Edina importer Eric Seed is helping popularize obscure, rare and vintage liquors of the world.
In foodie circles, imaginative chefs and groundbreaking bartenders are celebrated like rock stars. “Rock star” may not be the best way to describe Eric Seed, a husband and father of two who admittedly doesn’t get out much. But without setting foot in a kitchen or behind a bar, the Edina resident has earned ovations in the beverage world.
“He can walk into a bar anywhere in New York City and people know who he is,” said Rob Jones, bar manager and cocktail creator at Saffron.
Seed, a wine and spirits importer, is nationally known for unearthing forgotten spirits, liqueurs and artisanal apéritifs and bringing them to market in the United States.
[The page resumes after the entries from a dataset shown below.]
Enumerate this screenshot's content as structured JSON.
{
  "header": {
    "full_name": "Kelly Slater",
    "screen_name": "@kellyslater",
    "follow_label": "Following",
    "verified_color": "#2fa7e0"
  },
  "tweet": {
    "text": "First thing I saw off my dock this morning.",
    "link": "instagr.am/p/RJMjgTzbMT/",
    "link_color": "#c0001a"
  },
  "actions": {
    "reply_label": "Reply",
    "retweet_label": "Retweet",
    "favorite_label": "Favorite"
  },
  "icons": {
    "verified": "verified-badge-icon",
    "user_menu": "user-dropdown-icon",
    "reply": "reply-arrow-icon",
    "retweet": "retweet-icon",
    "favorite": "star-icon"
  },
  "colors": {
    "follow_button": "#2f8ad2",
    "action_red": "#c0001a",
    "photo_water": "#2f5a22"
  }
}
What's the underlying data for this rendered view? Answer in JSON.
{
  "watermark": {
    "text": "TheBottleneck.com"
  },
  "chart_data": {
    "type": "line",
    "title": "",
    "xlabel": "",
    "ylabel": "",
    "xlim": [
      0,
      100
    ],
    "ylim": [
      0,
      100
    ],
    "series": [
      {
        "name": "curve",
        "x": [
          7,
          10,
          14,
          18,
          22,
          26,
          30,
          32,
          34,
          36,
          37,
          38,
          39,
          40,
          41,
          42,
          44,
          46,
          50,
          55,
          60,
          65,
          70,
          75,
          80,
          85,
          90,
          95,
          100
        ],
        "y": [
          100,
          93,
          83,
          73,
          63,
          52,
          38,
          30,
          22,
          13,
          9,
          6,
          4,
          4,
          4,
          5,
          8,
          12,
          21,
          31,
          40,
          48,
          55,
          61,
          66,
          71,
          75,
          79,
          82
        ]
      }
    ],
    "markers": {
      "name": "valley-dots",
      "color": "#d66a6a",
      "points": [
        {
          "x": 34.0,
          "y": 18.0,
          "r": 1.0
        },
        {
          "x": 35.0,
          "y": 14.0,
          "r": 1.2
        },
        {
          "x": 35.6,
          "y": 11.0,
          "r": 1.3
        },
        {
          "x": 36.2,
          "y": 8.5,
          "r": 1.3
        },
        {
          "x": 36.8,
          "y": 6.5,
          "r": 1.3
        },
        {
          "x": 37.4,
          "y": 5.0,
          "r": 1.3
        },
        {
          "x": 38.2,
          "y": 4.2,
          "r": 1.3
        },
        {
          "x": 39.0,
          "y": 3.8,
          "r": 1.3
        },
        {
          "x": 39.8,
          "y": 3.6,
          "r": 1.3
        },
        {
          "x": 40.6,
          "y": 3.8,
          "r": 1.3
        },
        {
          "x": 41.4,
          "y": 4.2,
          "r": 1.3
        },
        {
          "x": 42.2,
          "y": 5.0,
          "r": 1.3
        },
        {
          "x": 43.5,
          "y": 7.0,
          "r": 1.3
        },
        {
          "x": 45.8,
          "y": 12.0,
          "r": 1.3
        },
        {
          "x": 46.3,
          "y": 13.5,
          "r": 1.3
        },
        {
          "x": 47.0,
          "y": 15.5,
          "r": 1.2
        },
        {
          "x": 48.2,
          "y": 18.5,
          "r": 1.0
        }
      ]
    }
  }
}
Seed was hailed as one of Bon Appétit’s 2012 tastemakers and was a James Beard award semifinalist this year in the Outstanding Wine, Beer or Spirits Professional category. Prominent cocktail scribe Camper English once dubbed him “the Indiana Jones of lost spirits.”
“When Camper coined the phrase my wife rejoined, ‘That’s no excuse not to shave and bathe,’ ” the 43-year-old joked over breakfast at Harriet Brasserie.
The alcohol archaeologist isn’t exactly battling Nazis on his quest for quaffable relics. Seed said he largely seeks out libations his industry friends ask for, along with personal discoveries like Cardamaro Vino Amaro, which caught his eye in a boutique in Torino, Italy.
Seed’s product line includes items like Hayman’s Old Tom Gin, a Victorian-era style that’s sweeter than today’s more commonly found London Dry gins, and a centuries-old Dutch Indies spirit, Batavia Arrack. The latter, traditionally used in punches, was last available stateside before Prohibition, Seed said.
America also long made due without crème de violette, an ingredient in the original recipe for the classic Aviation cocktail, until Seed started importing Rothman & Winter’s potent liqueur.
But perhaps the rarest potable artifact his Haus Alpenz company offers is Black Tot Last Consignment. The pot-still rum was issued daily to British naval officers for more than 300 years until 1970. No longer in production, the uber-scarce spirit retails for around $1,100 a bottle. “When it’s gone it’s gone,” Seed said. “It’s a view into a world of rum that really no longer exists.”
Eight years after the launch of Haus Alpenz, many of his products have become commonplace in premier cocktail bars and restaurants across the country (and at local liquor stores Surdyk’s and South Lyndale Liquors). Eight of the 12 cocktails on Jones’ spring drinks menu call for at least one of Seed’s elixirs, including a sensational Sidecar made with Cocchi Americano — an Italian apéritif more robust and lingering than the French-produced Lillet. While Jones uses it to both bitter and sweeten his spring Sidecar, it’s also served on the rocks with a splash of soda and squeeze of citrus.
The rum-reviving, gin-rekindling Seed said he enjoys the history behind his mostly family-produced imports, and the connection point to other cultures the tasting experience provides. But it would all be for naught if the bottles just sat around collecting dust.
“There are plenty of things we could do that would be nice as a shelf decoration,” he said.
Curious diners and History Channel-TiVoing cocktailians alike: Make room in your glasses.
Michael Rietmulder writes about bars and nightlife.